Dear Ms. Austen,
You may be astonished at my making such an abrupt introduction of myself, but I have known your writing far longer than you have known mine. It may then be merely my pleasure entirely to introduce myself.
Of late I have familiarised myself with your book Pride and Prejudice. My prior acquaintance with it came in the form of an excerpt in one of my children’s books. I am not now a child, but I was once one and I had many books with which to amuse myself. — But no more of this.
Permit me to express my sincerest adoration for the plot, the characters, and even the language of the aforementioned work. You have shewn the world a stile essentially your own, and if I were I would chuse to write in it, adapting your mannerisms of prose and turns of phrase — and perhaps even spelling. Though I would have liked it if the declarations of love had been shewn, not merely described. So prettily and wonderfully were the characters of Mr. Darcy and Elizabeth thought out that no body would ever dare to hope for their ultimate separation. Rather, one would pray that their pride and prejudice would not hinder them from finding in each other a perfect match — and yourself being the master architect of every point and development, you deserve much praise.
In this connexion I heartily commend you and will recommend your book to my friends. I would also like to inform you of the existence of a most excellent film based on your novel. But I am sure the producers of the said film have already asked your permission to create it.
With warmest, deepest regard, &c.;
Had you there, didn’t I? In case you didn’t get it, all I was saying was that I’ve read Pride and Prejudice. If you can get past the whole intricate English language thing (fashionable in Austen’s time, which I was referencing in my letter), it’s actually a beautiful story. It does take some imagination to generate the images in my head because Austen sometimes describes what was said rather than having her character actually say it. The 2005 film version, which stars Keira Knightley as Elizabeth Bennet and Matthew MacFadyen as Mr. Darcy, is more explicit. Aside from some anachronisms in speech within the film (“she must snap him up,” says Charlotte Lucas), you get a better sense of the emotion, although the book offers you a better view of the workings of Elizabeth’s mind.

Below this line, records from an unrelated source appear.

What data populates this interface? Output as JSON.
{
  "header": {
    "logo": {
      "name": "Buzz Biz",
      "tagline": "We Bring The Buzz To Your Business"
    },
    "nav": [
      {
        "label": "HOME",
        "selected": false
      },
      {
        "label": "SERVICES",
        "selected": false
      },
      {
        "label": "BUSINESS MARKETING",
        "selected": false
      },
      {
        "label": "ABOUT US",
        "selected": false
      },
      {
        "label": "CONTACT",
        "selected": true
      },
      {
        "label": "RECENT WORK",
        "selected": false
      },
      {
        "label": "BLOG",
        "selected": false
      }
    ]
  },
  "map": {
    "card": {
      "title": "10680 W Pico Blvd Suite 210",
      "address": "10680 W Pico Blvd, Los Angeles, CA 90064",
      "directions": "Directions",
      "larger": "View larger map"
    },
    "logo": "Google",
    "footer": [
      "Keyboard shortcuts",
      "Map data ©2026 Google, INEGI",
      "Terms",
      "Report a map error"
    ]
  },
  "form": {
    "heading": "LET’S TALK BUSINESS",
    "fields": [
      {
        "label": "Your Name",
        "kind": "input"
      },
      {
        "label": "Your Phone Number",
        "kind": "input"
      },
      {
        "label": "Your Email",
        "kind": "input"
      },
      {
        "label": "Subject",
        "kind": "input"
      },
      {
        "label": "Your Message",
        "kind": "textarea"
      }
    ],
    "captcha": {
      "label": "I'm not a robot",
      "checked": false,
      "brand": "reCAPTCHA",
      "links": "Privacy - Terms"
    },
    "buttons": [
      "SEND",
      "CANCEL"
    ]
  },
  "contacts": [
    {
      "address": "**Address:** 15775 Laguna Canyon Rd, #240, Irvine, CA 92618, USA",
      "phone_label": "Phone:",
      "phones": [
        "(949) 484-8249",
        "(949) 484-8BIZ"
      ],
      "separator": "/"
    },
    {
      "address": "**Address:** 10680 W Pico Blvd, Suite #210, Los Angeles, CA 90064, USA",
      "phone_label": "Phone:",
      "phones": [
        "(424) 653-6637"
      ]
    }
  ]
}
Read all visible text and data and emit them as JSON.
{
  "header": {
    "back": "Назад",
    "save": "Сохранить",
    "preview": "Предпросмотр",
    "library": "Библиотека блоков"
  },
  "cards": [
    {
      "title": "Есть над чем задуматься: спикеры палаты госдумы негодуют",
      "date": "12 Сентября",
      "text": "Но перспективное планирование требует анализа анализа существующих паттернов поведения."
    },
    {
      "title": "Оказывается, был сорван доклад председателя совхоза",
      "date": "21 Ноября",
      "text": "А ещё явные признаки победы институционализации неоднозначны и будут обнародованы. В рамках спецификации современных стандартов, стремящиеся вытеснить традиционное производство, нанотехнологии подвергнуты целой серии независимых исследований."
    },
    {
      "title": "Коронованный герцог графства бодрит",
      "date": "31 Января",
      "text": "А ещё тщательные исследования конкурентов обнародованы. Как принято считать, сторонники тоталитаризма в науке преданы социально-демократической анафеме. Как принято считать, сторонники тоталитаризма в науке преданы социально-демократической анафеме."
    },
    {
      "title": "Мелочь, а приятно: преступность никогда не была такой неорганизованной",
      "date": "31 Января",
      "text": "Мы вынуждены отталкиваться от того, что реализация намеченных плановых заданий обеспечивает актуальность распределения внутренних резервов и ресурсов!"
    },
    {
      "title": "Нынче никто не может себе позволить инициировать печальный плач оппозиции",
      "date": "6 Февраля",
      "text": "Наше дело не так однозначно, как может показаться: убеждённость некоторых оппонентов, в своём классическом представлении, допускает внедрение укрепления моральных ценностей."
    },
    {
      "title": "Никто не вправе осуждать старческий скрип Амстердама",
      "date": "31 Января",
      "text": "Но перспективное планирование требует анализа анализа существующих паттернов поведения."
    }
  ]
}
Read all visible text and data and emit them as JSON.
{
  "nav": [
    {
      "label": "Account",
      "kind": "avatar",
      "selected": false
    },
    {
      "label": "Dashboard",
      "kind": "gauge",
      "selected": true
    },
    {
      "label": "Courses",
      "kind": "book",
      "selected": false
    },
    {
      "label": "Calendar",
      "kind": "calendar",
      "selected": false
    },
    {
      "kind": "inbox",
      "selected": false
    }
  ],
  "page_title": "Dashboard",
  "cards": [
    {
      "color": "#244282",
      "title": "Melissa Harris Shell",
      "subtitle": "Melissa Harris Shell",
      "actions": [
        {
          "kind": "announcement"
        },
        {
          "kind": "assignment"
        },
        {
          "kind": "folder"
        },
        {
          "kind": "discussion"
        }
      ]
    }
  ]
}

By the way, the version of the film I watched didn’t have any kissing, quite different from the version screened in the US. I guess I like understatement best as it seems more in tune with the era in which the film is set. The film itself already takes liberties with the expression of love towards the ending; I don’t think anyone need be whacked over the head by Mr. Darcy calling Elizabeth missus several times.
Pride and Prejudice is my new favorite romantic film. I love Mr. Darcy!
P.S. I took this quiz about the book and I got 7 out of 10 right. If I hadn’t second-guessed myself about some of the answers I think I might have gotten 9 out of 10. Ah well, I’m reading the book again anyway.